DESCRIPTION OF THE TASK: The word "time": say how many lines of the data below contain it, and give the number alone.

(DATA FOR THIS TASK begins)

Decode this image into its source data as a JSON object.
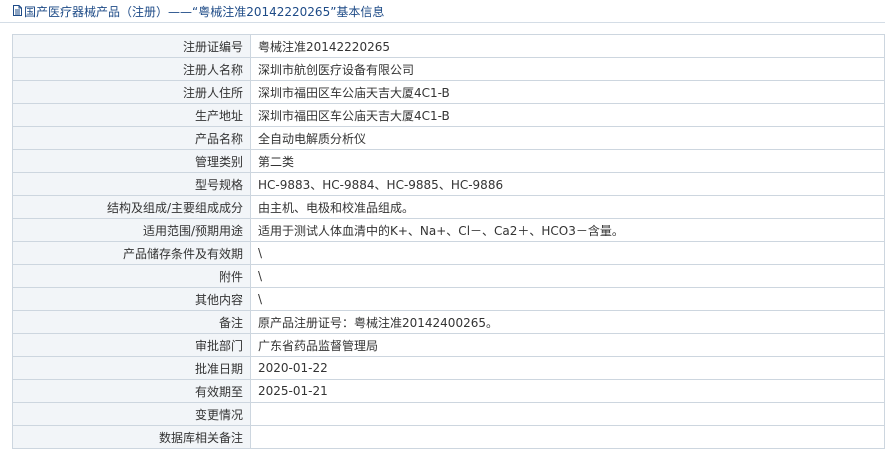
{
  "header": {
    "title": "国产医疗器械产品（注册）——“粤械注准20142220265”基本信息",
    "icon": "document-icon"
  },
  "rows": [
    {
      "label": "注册证编号",
      "value": "粤械注准20142220265"
    },
    {
      "label": "注册人名称",
      "value": "深圳市航创医疗设备有限公司"
    },
    {
      "label": "注册人住所",
      "value": "深圳市福田区车公庙天吉大厦4C1-B"
    },
    {
      "label": "生产地址",
      "value": "深圳市福田区车公庙天吉大厦4C1-B"
    },
    {
      "label": "产品名称",
      "value": "全自动电解质分析仪"
    },
    {
      "label": "管理类别",
      "value": "第二类"
    },
    {
      "label": "型号规格",
      "value": "HC-9883、HC-9884、HC-9885、HC-9886"
    },
    {
      "label": "结构及组成/主要组成成分",
      "value": "由主机、电极和校准品组成。"
    },
    {
      "label": "适用范围/预期用途",
      "value": "适用于测试人体血清中的K+、Na+、Cl－、Ca2＋、HCO3－含量。"
    },
    {
      "label": "产品储存条件及有效期",
      "value": "\\"
    },
    {
      "label": "附件",
      "value": "\\"
    },
    {
      "label": "其他内容",
      "value": "\\"
    },
    {
      "label": "备注",
      "value": "原产品注册证号：粤械注准20142400265。"
    },
    {
      "label": "审批部门",
      "value": "广东省药品监督管理局"
    },
    {
      "label": "批准日期",
      "value": "2020-01-22"
    },
    {
      "label": "有效期至",
      "value": "2025-01-21"
    },
    {
      "label": "变更情况",
      "value": ""
    },
    {
      "label": "数据库相关备注",
      "value": ""
    }
  ]
}
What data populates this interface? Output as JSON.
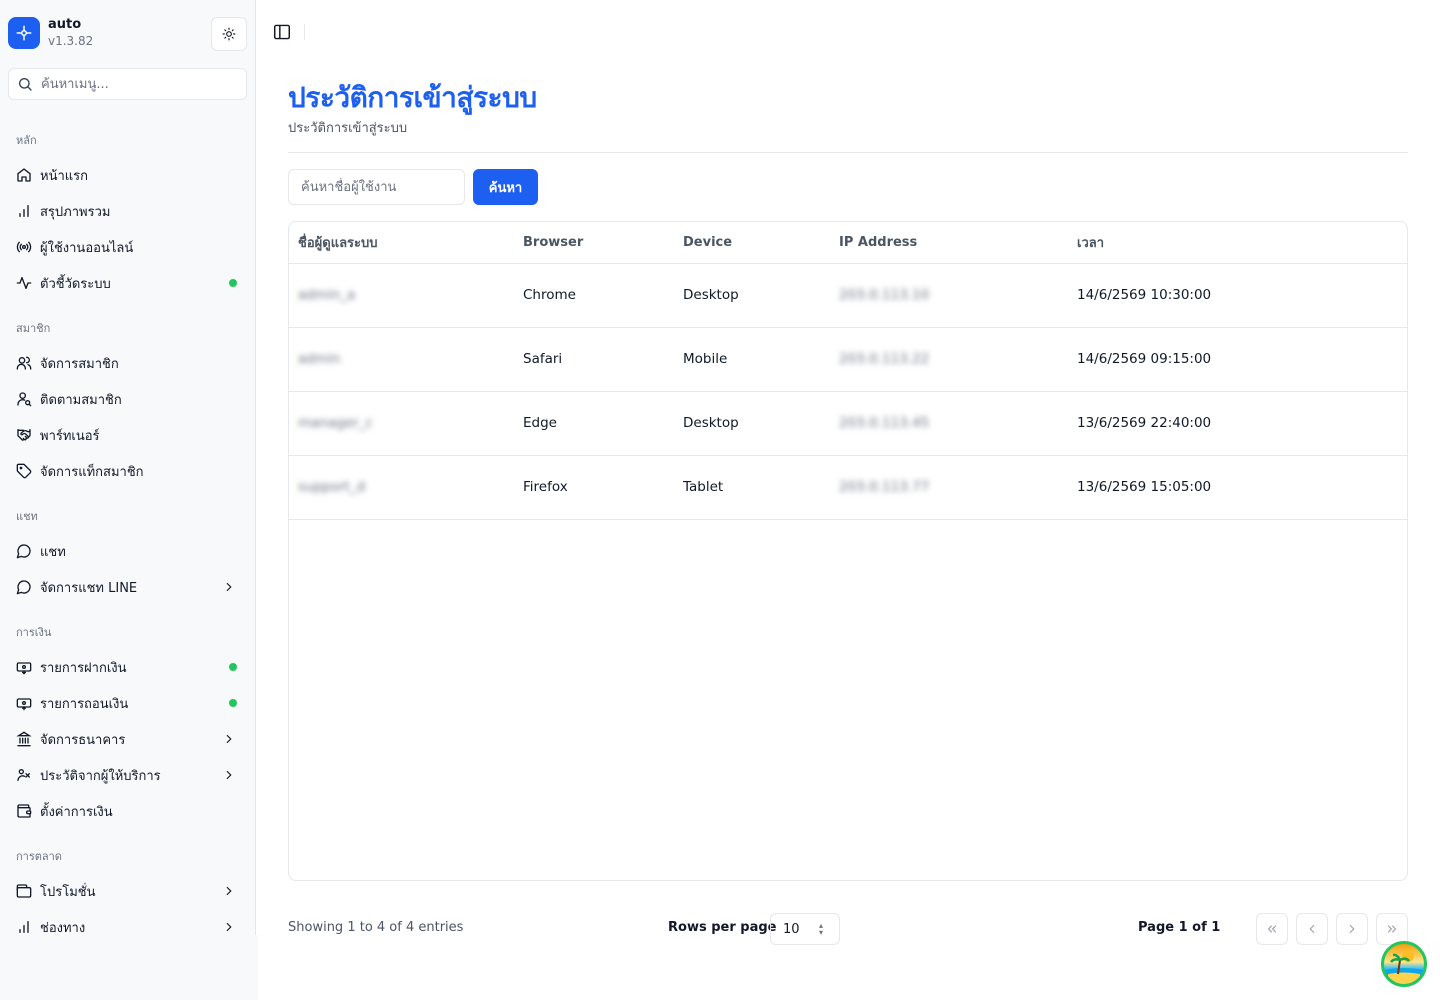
{
  "app": {
    "name": "auto",
    "version": "v1.3.82"
  },
  "sidebar": {
    "search_placeholder": "ค้นหาเมนู...",
    "groups": [
      {
        "label": "หลัก"
      },
      {
        "label": "สมาชิก"
      },
      {
        "label": "แชท"
      },
      {
        "label": "การเงิน"
      },
      {
        "label": "การตลาด"
      }
    ],
    "items": [
      {
        "label": "หน้าแรก",
        "icon": "home-icon"
      },
      {
        "label": "สรุปภาพรวม",
        "icon": "bar-chart-icon"
      },
      {
        "label": "ผู้ใช้งานออนไลน์",
        "icon": "radio-icon"
      },
      {
        "label": "ตัวชี้วัดระบบ",
        "icon": "activity-icon",
        "status_dot": true
      },
      {
        "label": "จัดการสมาชิก",
        "icon": "users-icon"
      },
      {
        "label": "ติดตามสมาชิก",
        "icon": "user-search-icon"
      },
      {
        "label": "พาร์ทเนอร์",
        "icon": "handshake-icon"
      },
      {
        "label": "จัดการแท็กสมาชิก",
        "icon": "tag-icon"
      },
      {
        "label": "แชท",
        "icon": "message-circle-icon"
      },
      {
        "label": "จัดการแชท LINE",
        "icon": "message-circle-icon",
        "has_submenu": true
      },
      {
        "label": "รายการฝากเงิน",
        "icon": "deposit-icon",
        "status_dot": true
      },
      {
        "label": "รายการถอนเงิน",
        "icon": "withdraw-icon",
        "status_dot": true
      },
      {
        "label": "จัดการธนาคาร",
        "icon": "bank-icon",
        "has_submenu": true
      },
      {
        "label": "ประวัติจากผู้ให้บริการ",
        "icon": "provider-history-icon",
        "has_submenu": true
      },
      {
        "label": "ตั้งค่าการเงิน",
        "icon": "wallet-icon"
      },
      {
        "label": "โปรโมชั่น",
        "icon": "gift-card-icon",
        "has_submenu": true
      },
      {
        "label": "ช่องทาง",
        "icon": "bar-chart-icon",
        "has_submenu": true
      }
    ]
  },
  "page": {
    "title": "ประวัติการเข้าสู่ระบบ",
    "subtitle": "ประวัติการเข้าสู่ระบบ"
  },
  "search": {
    "placeholder": "ค้นหาชื่อผู้ใช้งาน",
    "button_label": "ค้นหา"
  },
  "table": {
    "columns": [
      "ชื่อผู้ดูแลระบบ",
      "Browser",
      "Device",
      "IP Address",
      "เวลา"
    ],
    "rows": [
      {
        "admin": "admin_a",
        "browser": "Chrome",
        "device": "Desktop",
        "ip": "203.0.113.10",
        "time": "14/6/2569 10:30:00"
      },
      {
        "admin": "admin",
        "browser": "Safari",
        "device": "Mobile",
        "ip": "203.0.113.22",
        "time": "14/6/2569 09:15:00"
      },
      {
        "admin": "manager_c",
        "browser": "Edge",
        "device": "Desktop",
        "ip": "203.0.113.45",
        "time": "13/6/2569 22:40:00"
      },
      {
        "admin": "support_d",
        "browser": "Firefox",
        "device": "Tablet",
        "ip": "203.0.113.77",
        "time": "13/6/2569 15:05:00"
      }
    ]
  },
  "pagination": {
    "showing": "Showing 1 to 4 of 4 entries",
    "rows_per_page_label": "Rows per page",
    "rows_per_page": "10",
    "page_info": "Page 1 of 1"
  },
  "colors": {
    "accent": "#1d5ff0",
    "status_dot": "#22c55e",
    "border": "#e5e7eb"
  }
}
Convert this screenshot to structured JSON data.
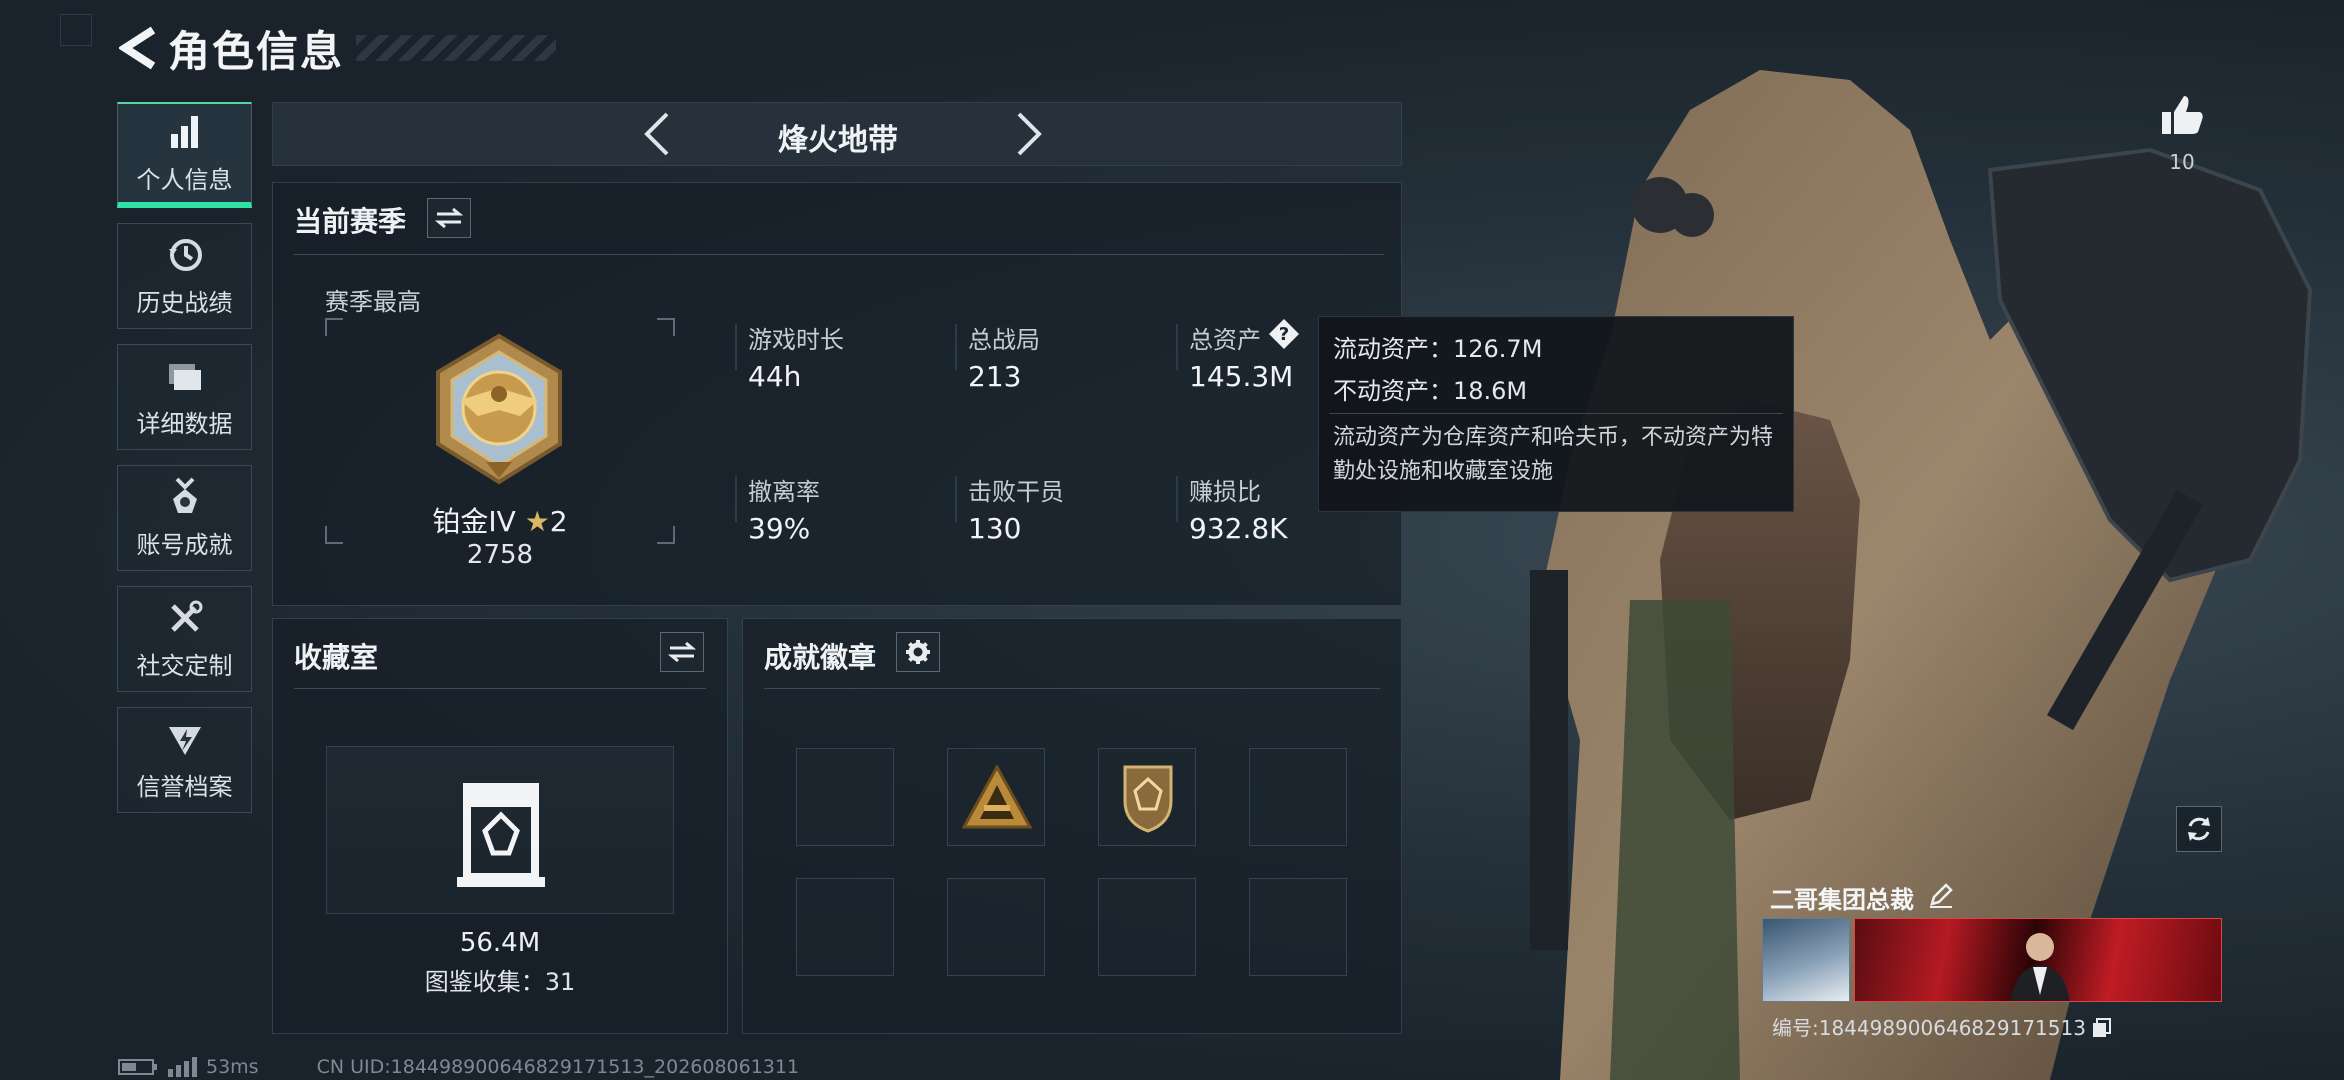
{
  "header": {
    "title": "角色信息"
  },
  "sidebar": {
    "items": [
      {
        "label": "个人信息",
        "icon": "bar-chart-icon",
        "active": true
      },
      {
        "label": "历史战绩",
        "icon": "clock-icon"
      },
      {
        "label": "详细数据",
        "icon": "folder-icon"
      },
      {
        "label": "账号成就",
        "icon": "medal-icon"
      },
      {
        "label": "社交定制",
        "icon": "wrench-screwdriver-icon"
      },
      {
        "label": "信誉档案",
        "icon": "shield-bolt-icon"
      }
    ]
  },
  "mode": {
    "title": "烽火地带"
  },
  "season": {
    "title": "当前赛季",
    "best_label": "赛季最高",
    "rank_name": "铂金IV",
    "rank_stars": "2",
    "rank_points": "2758",
    "stats": [
      {
        "label": "游戏时长",
        "value": "44h"
      },
      {
        "label": "总战局",
        "value": "213"
      },
      {
        "label": "总资产",
        "value": "145.3M"
      },
      {
        "label": "撤离率",
        "value": "39%"
      },
      {
        "label": "击败干员",
        "value": "130"
      },
      {
        "label": "赚损比",
        "value": "932.8K"
      }
    ]
  },
  "tooltip": {
    "liquid": "流动资产：126.7M",
    "fixed": "不动资产：18.6M",
    "description": "流动资产为仓库资产和哈夫币，不动资产为特勤处设施和收藏室设施"
  },
  "collection": {
    "title": "收藏室",
    "value": "56.4M",
    "codex": "图鉴收集：31"
  },
  "badges": {
    "title": "成就徽章"
  },
  "likes": {
    "count": "10"
  },
  "player": {
    "name": "二哥集团总裁",
    "uid_label": "编号:18449890064682917151​3"
  },
  "status": {
    "ping": "53ms",
    "uid": "CN UID:18449890064682917151​3_202608061311"
  },
  "colors": {
    "accent": "#2fe3a5",
    "background": "#1a2530"
  }
}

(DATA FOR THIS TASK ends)

WORKED SOLUTION: 4